One area of ongoing concern is Nigeria’s power utility system. We are all frustrated by the sporadic power outages that negatively affect both our personal and professional lives. These disruptions affect nearly all businesses, but are most detrimental to manufacturing companies. Many Nigerian businesses and households are not lucky enough to have climate-friendly power backup systems, relying instead on inefficient diesel generators. Those generators are now estimated to form the largest block of Nigeria’s CO2 emissions. Establishing a reliable, environmentally friendly electrical grid should remain a top Nigerian government priority.
This is also an issue President Obama is working to address through his Power Africa Initiative. Power Africa aims to bring power to 20 million people on this continent, through partnerships with governments and private industry. Imagine the environmental impact of bringing reliable electricity to 20 million people. The wealthy won’t need to run their generators. The poor won’t need to cut down trees for firewood. It will improve the air, the water, and the land.
Nigeria is the lynch-pin to the success of the Power Africa initiative. The fundamental restructuring of the power sector that has been started here in Nigeria is the most ambitious such effort in Africa. I am proud that the U.S. government has been a major partner in moving it forward. USAID has been helping Nigeria restructure the generation and distribution companies, and helping Nigeria’s regulatory bodies to craft regulations that will enable the power sector to thrive.
Another matter of great concern is oil spills in Ogoniland. As one of the world’s leading crude producers, Nigeria has a special responsibility to insure that throughout the extraction, refining, and delivery processes, the integrity of the product is preserved. We noted with optimism the creation and recent re-commitment of the Hydrocarbon Pollution Restoration Project (HYPREP), and hope that it will come forward with a more effective clean-up effort.
Nigeria’s rapidly depleting wildlife population also needs our attention. Elephants once roamed widely. They are now limited to five reservations, and even there, their numbers are rapidly declining because they have been killed by ivory poachers and farmers who perceive them as a risk to their crops.
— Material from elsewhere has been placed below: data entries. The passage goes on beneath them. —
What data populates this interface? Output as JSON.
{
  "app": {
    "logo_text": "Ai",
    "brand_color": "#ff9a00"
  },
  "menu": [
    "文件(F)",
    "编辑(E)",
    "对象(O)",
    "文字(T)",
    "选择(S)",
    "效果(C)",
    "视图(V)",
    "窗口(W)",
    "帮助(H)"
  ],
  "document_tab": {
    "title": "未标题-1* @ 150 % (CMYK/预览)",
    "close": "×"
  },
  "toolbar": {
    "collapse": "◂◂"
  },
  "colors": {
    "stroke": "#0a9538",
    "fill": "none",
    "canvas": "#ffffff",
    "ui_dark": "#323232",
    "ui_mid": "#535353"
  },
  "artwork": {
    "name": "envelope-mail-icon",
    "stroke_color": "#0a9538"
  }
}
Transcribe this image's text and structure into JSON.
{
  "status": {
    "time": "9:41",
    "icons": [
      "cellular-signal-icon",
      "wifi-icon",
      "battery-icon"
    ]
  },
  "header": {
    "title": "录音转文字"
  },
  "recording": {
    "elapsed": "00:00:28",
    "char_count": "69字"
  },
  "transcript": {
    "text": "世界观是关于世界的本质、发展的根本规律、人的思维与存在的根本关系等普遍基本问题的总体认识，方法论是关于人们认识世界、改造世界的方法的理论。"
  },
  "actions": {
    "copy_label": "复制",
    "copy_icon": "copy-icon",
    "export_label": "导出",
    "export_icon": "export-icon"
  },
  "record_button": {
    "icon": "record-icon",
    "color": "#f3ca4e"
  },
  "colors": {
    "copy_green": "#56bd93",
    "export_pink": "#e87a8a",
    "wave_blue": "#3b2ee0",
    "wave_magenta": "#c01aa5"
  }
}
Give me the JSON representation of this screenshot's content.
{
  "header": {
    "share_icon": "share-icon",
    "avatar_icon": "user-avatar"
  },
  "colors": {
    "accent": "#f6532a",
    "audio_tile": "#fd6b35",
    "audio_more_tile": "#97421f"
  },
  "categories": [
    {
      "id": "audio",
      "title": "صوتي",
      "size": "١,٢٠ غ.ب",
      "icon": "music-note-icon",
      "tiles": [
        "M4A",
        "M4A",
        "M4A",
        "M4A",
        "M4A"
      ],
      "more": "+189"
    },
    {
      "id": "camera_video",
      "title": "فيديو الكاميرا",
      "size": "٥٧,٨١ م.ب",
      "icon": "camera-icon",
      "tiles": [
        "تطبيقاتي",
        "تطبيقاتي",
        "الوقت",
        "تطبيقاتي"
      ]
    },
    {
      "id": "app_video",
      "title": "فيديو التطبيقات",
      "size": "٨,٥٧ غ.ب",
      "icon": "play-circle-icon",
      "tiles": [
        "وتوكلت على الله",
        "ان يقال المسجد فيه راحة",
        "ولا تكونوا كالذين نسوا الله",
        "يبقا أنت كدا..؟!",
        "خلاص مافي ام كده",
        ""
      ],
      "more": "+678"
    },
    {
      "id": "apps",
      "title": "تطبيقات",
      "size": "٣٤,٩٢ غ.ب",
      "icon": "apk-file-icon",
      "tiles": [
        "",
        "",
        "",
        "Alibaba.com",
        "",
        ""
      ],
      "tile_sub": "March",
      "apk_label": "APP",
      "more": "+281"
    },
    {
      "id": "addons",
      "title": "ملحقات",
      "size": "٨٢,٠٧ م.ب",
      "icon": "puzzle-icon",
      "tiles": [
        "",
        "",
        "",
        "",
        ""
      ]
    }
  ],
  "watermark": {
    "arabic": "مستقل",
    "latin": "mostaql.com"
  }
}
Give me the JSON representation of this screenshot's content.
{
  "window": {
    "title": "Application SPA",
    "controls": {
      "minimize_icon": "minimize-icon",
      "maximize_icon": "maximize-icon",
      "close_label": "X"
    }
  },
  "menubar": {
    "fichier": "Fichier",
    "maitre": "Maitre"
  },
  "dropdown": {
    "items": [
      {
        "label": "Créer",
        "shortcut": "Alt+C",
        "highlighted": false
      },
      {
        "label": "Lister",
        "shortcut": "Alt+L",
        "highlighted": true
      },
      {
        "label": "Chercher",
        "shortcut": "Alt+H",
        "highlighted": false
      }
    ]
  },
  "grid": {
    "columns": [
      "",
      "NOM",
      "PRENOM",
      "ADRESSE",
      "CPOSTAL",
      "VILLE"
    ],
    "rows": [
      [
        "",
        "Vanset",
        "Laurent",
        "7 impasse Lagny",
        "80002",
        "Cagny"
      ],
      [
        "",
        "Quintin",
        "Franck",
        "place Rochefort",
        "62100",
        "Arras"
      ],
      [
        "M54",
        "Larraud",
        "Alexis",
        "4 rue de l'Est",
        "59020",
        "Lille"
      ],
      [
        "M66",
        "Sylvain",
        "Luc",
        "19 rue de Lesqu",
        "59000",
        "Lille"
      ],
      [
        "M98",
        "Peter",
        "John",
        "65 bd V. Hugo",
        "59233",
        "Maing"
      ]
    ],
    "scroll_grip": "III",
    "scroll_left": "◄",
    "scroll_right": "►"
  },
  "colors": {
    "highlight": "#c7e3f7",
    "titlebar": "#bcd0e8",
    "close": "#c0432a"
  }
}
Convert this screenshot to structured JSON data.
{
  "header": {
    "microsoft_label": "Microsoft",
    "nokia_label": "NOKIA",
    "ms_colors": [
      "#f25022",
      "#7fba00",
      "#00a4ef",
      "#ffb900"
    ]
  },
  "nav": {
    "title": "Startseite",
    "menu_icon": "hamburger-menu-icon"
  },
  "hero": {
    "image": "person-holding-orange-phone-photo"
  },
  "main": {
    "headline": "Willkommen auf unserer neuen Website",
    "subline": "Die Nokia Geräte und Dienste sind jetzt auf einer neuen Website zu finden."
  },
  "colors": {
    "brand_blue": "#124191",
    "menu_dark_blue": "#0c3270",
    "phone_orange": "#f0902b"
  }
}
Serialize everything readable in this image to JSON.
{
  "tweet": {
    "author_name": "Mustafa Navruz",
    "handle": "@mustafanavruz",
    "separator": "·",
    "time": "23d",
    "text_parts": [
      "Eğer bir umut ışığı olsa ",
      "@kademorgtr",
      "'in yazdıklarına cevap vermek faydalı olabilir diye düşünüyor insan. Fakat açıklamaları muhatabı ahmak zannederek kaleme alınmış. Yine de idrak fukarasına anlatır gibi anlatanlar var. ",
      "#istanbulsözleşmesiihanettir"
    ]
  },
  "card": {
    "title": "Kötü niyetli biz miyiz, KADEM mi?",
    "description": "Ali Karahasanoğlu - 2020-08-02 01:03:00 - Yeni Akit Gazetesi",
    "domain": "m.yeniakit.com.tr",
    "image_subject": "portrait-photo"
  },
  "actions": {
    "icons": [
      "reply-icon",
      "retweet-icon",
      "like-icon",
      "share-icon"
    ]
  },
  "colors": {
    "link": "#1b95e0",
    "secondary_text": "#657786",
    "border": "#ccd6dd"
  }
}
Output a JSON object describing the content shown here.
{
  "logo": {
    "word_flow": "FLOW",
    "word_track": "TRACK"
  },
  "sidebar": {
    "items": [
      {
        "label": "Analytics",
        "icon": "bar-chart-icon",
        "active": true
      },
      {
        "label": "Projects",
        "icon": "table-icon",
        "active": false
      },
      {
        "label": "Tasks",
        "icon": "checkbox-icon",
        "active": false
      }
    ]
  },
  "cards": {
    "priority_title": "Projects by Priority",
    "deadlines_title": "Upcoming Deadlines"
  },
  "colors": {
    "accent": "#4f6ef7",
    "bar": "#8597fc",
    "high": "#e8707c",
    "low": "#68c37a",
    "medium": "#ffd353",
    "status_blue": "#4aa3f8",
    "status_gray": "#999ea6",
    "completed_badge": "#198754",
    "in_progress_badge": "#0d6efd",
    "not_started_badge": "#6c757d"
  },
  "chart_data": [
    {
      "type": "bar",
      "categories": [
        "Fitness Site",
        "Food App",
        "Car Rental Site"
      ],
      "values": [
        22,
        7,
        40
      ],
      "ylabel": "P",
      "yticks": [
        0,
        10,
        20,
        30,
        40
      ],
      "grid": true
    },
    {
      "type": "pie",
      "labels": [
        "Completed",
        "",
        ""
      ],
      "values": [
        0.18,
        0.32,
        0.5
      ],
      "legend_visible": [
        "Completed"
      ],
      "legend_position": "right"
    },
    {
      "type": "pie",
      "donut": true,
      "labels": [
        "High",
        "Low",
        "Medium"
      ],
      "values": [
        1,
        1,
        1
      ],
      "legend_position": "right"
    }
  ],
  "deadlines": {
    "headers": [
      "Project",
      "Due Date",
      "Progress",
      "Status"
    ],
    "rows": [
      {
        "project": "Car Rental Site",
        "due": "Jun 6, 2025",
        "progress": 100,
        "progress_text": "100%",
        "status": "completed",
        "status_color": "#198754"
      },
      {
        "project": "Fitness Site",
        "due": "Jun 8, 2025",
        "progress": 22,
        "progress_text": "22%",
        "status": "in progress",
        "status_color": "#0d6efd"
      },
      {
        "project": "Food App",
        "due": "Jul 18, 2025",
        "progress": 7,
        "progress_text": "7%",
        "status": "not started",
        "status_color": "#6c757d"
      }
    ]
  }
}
Wildlife populations are part of the nation’s heritage, and their preservation should be a national as well as an international concern. Moreover, domestic and international tourism to wildlife locations could be a source of entrepreneurial activity for current and future generations.
So, you have a lot to talk about. I look forward to learning about the vibrant discussions that are now going to take place. I am particularly encouraged that the Humphrey alumni are mentoring the youth in the audience. After all, the youth here today have the most at stake in this discussion. I hope that working to protect the environment inspires you to take on a greater leadership role in your community. U.S. Secretary of State John Kerry got his start in politics, more than 30 years ago, organizing his state’s Earth Day celebration. Perhaps there is a future Nigerian Minister of Foreign Affairs in the room!
As always, the United States stands ready to work with you as a friend and partner. Thank you for your commitment to these issues, and to that bright blue ball that President Obama spoke about.